Kevin Etter, UPS & Gavi
Adding a TED Talk to your resume is a great opportunity. Breaking through philanthropic paradigms to have something to talk about during your TED Talk is another.
Corporate donations to organisations like Gavi, the Vaccine Alliance are generally straight forward – a company usually writes a check or, in some cases, donates some of their “stuff” – their products, goods or services.
My company, UPS, did something different and unique in the world of corporate philanthropy – they donated me. I am the donation.
For background, in 2014 Gavi, the Vaccine Alliance approached UPS, the giant logistics and supply chain company, seeking private sector participation in their 2015-2020 fundraising campaign. After several months of discussion, they landed on a unique solution – UPS would loan one of their experienced senior managers for a period of time to provide input for Gavi’s emerging work on supply chain – the challenge of getting vaccines where they need to be.
The last mile of the supply chain in action – a nurse carries a cool box of vaccines to their final destination in DRC. Photo: Gavi/Phil Moore
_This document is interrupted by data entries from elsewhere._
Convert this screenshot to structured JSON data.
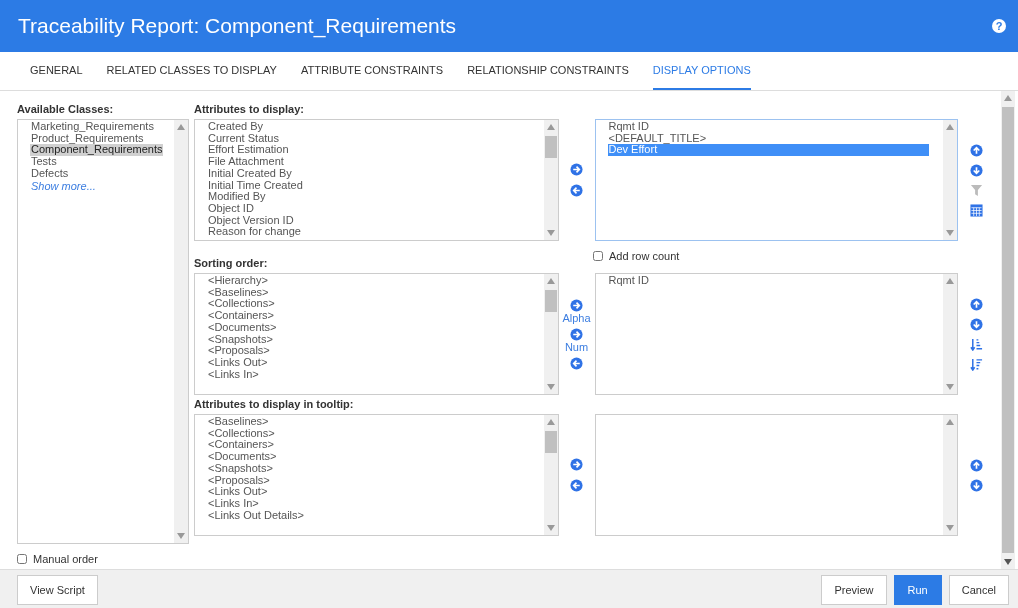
{
  "window": {
    "title": "Traceability Report: Component_Requirements",
    "help": "?"
  },
  "tabs": [
    {
      "label": "GENERAL",
      "selected": false
    },
    {
      "label": "RELATED CLASSES TO DISPLAY",
      "selected": false
    },
    {
      "label": "ATTRIBUTE CONSTRAINTS",
      "selected": false
    },
    {
      "label": "RELATIONSHIP CONSTRAINTS",
      "selected": false
    },
    {
      "label": "DISPLAY OPTIONS",
      "selected": true
    }
  ],
  "available_classes": {
    "label": "Available Classes:",
    "items": [
      {
        "text": "Marketing_Requirements",
        "selected": false
      },
      {
        "text": "Product_Requirements",
        "selected": false
      },
      {
        "text": "Component_Requirements",
        "selected": true
      },
      {
        "text": "Tests",
        "selected": false
      },
      {
        "text": "Defects",
        "selected": false
      }
    ],
    "show_more": "Show more..."
  },
  "attributes": {
    "label": "Attributes to display:",
    "available": [
      "Created By",
      "Current Status",
      "Effort Estimation",
      "File Attachment",
      "Initial Created By",
      "Initial Time Created",
      "Modified By",
      "Object ID",
      "Object Version ID",
      "Reason for change"
    ],
    "chosen": [
      {
        "text": "Rqmt ID",
        "selected": false
      },
      {
        "text": "<DEFAULT_TITLE>",
        "selected": false
      },
      {
        "text": "Dev Effort",
        "selected": true
      }
    ],
    "add_row_count": {
      "label": "Add row count",
      "checked": false
    }
  },
  "sorting": {
    "label": "Sorting order:",
    "available": [
      "<Hierarchy>",
      "<Baselines>",
      "<Collections>",
      "<Containers>",
      "<Documents>",
      "<Snapshots>",
      "<Proposals>",
      "<Links Out>",
      "<Links In>"
    ],
    "alpha_label": "Alpha",
    "num_label": "Num",
    "chosen": [
      {
        "text": "Rqmt ID",
        "selected": false
      }
    ]
  },
  "tooltip": {
    "label": "Attributes to display in tooltip:",
    "available": [
      "<Baselines>",
      "<Collections>",
      "<Containers>",
      "<Documents>",
      "<Snapshots>",
      "<Proposals>",
      "<Links Out>",
      "<Links In>",
      "<Links Out Details>"
    ]
  },
  "manual_order": {
    "label": "Manual order",
    "checked": false
  },
  "footer": {
    "view_script": "View Script",
    "preview": "Preview",
    "run": "Run",
    "cancel": "Cancel"
  }
}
Why is this important? There are a number of reasons, but the number one reason a company should consider donating or sharing their talent is this: unlike donated funds, products or services, which are gone forever, donated people come back. And not only do they come back, I contend that they return new and improved – with a fresh set of skills, insights and connections. This is the win-win situation that everyone talks about.
UPS’ knowledge leadership in logistics complimented Gavi’s needs perfectly. Their vaccine supply chain strategy is built on four pillars – human resources, data management, cold chain equipment (e.g. fridges) and system redesign. As the donation I have been active in driving solutions in all areas, but the cornerstone of my work with Gavi has been building supply chain expertise through the Strategic Training Executive Programme (STEP). This program offers training in people and project management, communication, and problem solving to those already working on the vaccine supply chain in the world’s 73 poorest countries. Students take part through a mix of distance learning and face to face instruction, so they can fit the learning around their critical ongoing work. This will be a key tool in strengthening immunisation supply chains by cultivating robust leadership and management.
The UPS/Gavi relationship has worked so well that earlier this year I was asked to give a TED Talk about my experience. Over the course of my career, I have presented many times to crowds both large and small. But a TED Talk is something different, nothing in my corporate training could prepare me for the process. TED values expediency and efficiency – another cardinal rule is that every word has to support your “idea worth spreading” and that you are there to illustrate, not explain, your idea.
Packaging my experience as a donation in this way helped me to reflect on the wider potential of this partnership. I count myself fortunate that I work for a company that values talent as much as money and services, and I hope to see more companies embrace the idea of supporting good causes by sharing some of their most prized assets – their employees.
You can watch Kevin’s full TED Talk here: